We received three great SimplyFun Games for kids in exchange for an honest review. All opinions are our own.
I love playing fun games for kids with my son, but I feel like we’ve kind of exhausted our supply of current games. That’s why I was so happy to try out some brand new games from SimplyFun. I was even happier to get three games that focus on different skills.
SimplyFun Games for Kids: Take Family Game Night to a Whole New Level
Before I tell you about the games, let me just say that I love how these particular games are easy enough for my 8-year-old, yet fun and challenging enough for me as an adult. SimplyFun’s mission is to “recommend the right game, for the right moment and the right reason to each [customer].” The company is young, but they’ve already made leaps and bounds towards their big dreams and goals.
I chose three games: Word Bits, Sumology and Ocean Limbo. I thought this was a great variety. Words Bits helps with spelling, Sumology with Math and Ocean Limbo combines cause-and-effect with sea life fun.
Word Bits Game for Kids
Word Bits is such a fun game for those of us who love language.
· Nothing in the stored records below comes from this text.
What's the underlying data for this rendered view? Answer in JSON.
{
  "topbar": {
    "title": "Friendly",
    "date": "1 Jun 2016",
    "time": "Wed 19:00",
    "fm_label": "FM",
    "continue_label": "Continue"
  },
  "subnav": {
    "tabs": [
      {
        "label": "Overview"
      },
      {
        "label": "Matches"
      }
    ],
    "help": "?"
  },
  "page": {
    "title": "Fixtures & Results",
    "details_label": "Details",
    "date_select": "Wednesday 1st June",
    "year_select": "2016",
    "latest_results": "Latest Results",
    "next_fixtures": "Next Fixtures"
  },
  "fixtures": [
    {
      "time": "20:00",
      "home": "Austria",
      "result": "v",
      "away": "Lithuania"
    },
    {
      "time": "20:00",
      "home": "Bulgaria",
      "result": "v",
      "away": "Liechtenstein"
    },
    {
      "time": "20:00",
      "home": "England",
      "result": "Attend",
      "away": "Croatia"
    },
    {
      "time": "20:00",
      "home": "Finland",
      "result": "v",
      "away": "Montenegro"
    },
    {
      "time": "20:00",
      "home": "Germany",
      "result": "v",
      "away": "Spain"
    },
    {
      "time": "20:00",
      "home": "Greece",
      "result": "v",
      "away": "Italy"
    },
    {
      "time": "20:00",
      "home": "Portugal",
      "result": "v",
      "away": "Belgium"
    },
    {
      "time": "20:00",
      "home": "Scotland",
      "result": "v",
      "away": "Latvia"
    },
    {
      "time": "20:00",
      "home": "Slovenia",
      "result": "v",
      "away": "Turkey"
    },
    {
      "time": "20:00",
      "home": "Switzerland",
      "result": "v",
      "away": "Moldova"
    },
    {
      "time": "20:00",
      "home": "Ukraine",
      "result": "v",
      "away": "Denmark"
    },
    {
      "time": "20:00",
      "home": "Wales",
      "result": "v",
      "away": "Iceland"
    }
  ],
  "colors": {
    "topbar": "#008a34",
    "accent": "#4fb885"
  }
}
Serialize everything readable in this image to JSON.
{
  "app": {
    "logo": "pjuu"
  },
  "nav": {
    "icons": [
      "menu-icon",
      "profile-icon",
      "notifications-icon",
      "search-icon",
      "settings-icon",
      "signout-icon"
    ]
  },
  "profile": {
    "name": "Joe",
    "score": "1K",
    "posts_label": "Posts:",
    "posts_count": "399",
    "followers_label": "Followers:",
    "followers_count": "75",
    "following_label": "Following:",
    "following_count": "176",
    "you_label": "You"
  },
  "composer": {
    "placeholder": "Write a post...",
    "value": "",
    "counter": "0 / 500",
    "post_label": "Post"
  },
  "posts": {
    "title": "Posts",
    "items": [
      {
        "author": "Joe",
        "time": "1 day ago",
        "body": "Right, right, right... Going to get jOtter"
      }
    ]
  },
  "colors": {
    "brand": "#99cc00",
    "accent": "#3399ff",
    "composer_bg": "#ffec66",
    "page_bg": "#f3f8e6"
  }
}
In the box, you get a deck of cards and 4 dice. Each card has a category and a number on it. You roll the dice, then players have to come up with words that contain X amount of letters on the dice in the category on the card. So say the category is Tree/Bush and the number on the card is one. I roll the dice and get A, C, G, E. I need to use at least one of those letters in my answer. I have to be the first person to call out a correct answer. If I do, I get the card.
You can either play until you run out of cards, use a pre-determined number of cards, or choose how many cards a player needs to win. It’s totally up you you. While the rules come with suggestions, this is one of those games where you can easily change the rules to fit the players.
Sumology was a bit trickier for me, because my mind doesn’t quite comprehend math. My son, on the other hand, is a lucky one who is great at all subjects. The game itself is gorgeous. It comes in a wooden box filled with wooden tiles.
Sumology is a lot like Scrabble, except with numbers, and maybe kind of like Dominoes. The game starts with an equal sign in the middle. Players then get eight tiles each, and take turns building equations off each other. Scoring is based on the total sum of the numbers in the equation.
Again, you can easily change the rules to make them harder or easier depending on who is playing. Jacob and I went with simple equations because he’s only in 3rd grade. If I played this with adults, obviously we would use more complex equations. Or, they would, and I would be lost! This is a great game to help kids learn basic number skills!
Ocean Limbo was actually my favorite of the three. It is easy enough for young kids to master, yet still challenging enough for me. It comes with ocean boards and plenty of ocean life cutouts. The first thing I noticed was just how sturdy these cutouts are. In fact, with all the SimplyFun games, you get extremely high quality games. The cutouts are made of incredibly strong cardboard, so they’ll stand up over time and play.
With Ocean Limbo, the goal is to get the lowest score. Slide your cutouts down the board and try not to stack them up to high. In other rounds, you get extra points for covering or not covering the bubbles, making it far more tricky! I love that this game comes with a Sea Life fact sheet, so kids are learning about marine life while playing. It’s a fun way to get kids excited abut science!
Become a SimplyFun Playologist
SimplyFun doesn’t just make amazing games for kids, they also allow moms to become entrepreneurs. If you’re thinking of starting a home business, you can apply to become a Playologist. You’ll be able to directly sell SimplyFun products and also get discounts on games. Check it out! You can also order games through a Playologist in your area or at the SimplyFun website. Check out SimplyFun on Facebook and Twitter to keep up with news.
Simply Fun Games for Kids Giveaway
Ended. Congratulations to Matthew O.